Invaders From Rigel
Fletcher Pratt

Cover I picked up this book when cruising through a second hand book shop. I was bored and looking for something different. This book is definitely different, yet typical of it's era. The title is tacky. The cover is tacky. Green men wearing glass fishbowl space suit helmets and carrying ray guns. The epitome of the early pulp fiction days of SF.

The book starts with the main character, Murray Lee, waking up in the morning to find he has been turned into a "metal machine". It's interesting to note, the term 'robot' does not appear anywhere in the book, yet this is what everyone has become.

Having dressed, Murray sets off to try and find out what has happened. Not everyone has been turned into 'machine men'. The greatest bulk of the population have become solid metal statues. Murray locates a number of other people who have been turned into machines and they begin exploring their new situation.

Murray and his friends have a number of difficulties to over come. There is a new species of giant mechanical bird that seems intent on killing all the mechanical people. The birds spend a great deal of time flying around and trying to drop boulders on everyone. They succeed in squashing a number of people into tin plates.

The invaders of the title don't appear in person until very late in the book. I think the person who designed the cover never actually read the book. The invaders are certainly not described as green men with short back and sides haircuts.

Towards the end of the book Murray and friends meet some people from Australia who have survived the invasion. Unlike their American counterparts the Australians haven't been turned into machine people, they've been turned blue. This comes as quite a surprise to both parties when they meet. Each had thought the same fate had befallen everyone. The Americans thought everyone had been turned into machines and the Australians thought everyone had been turned blue.

They all join forces to fight the invaders and it doesn't take a genius to work out who wins.

The overall plot of this book is not surprising, which is why I haven't worried about giving it away. This doesn't mean that it is a predictable book. The ending is, but there are a lot of interesting and amusing incidents along the way. It's an old book and it's ideas are silly by today's standards of SF, but it's these silly ideas that make the book fun.

For example one of the characters had a drink of water and now their teeth and insides are stating to rust. Their problem is solved by another character who gives them oil to drink so their insides stay greased and won't rust. Then there is the descriptions of the people and their mechanical state. Extremely funny. Not a transistor or electronic component in sight. They truly are mechanical people.

The writing is fairly bad. The characters are almost indistinguishable from one another and their dialogue is severely overdone. They're more like caricatures than characters. It would certainly never get published today.
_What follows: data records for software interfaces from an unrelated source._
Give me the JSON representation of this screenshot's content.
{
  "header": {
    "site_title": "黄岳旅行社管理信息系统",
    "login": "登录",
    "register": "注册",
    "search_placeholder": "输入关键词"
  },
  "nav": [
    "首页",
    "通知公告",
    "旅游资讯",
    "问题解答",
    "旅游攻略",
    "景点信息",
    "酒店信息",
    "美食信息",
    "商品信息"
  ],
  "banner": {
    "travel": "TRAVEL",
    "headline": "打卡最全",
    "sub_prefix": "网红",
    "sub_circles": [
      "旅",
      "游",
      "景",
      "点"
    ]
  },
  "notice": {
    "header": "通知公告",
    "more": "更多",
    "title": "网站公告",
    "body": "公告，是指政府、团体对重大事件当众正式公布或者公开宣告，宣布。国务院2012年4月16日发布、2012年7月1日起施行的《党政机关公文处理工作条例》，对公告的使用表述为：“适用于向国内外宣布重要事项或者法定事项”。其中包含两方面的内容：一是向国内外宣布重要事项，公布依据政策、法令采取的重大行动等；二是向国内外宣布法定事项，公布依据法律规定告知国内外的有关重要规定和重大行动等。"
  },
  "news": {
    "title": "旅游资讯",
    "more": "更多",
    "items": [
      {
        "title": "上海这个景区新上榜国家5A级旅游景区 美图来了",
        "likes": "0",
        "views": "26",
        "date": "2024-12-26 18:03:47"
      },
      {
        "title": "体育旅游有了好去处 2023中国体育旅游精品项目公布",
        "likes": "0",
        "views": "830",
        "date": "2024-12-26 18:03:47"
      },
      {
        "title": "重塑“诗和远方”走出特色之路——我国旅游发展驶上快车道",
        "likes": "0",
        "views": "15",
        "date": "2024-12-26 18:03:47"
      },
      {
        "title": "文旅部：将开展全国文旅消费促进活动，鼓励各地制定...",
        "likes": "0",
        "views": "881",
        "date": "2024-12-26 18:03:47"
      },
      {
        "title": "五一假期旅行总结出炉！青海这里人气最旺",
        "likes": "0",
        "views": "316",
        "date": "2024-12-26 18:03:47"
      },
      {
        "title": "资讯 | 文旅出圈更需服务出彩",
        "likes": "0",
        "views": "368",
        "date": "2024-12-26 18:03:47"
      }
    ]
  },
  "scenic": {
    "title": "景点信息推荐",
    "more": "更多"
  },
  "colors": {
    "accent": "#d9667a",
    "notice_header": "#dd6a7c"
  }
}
Despite this the book is readable. It's a good reflection of the time in which it was written. You couldn't read hundreds of these sorts of books, but one every now and then is good for a laugh.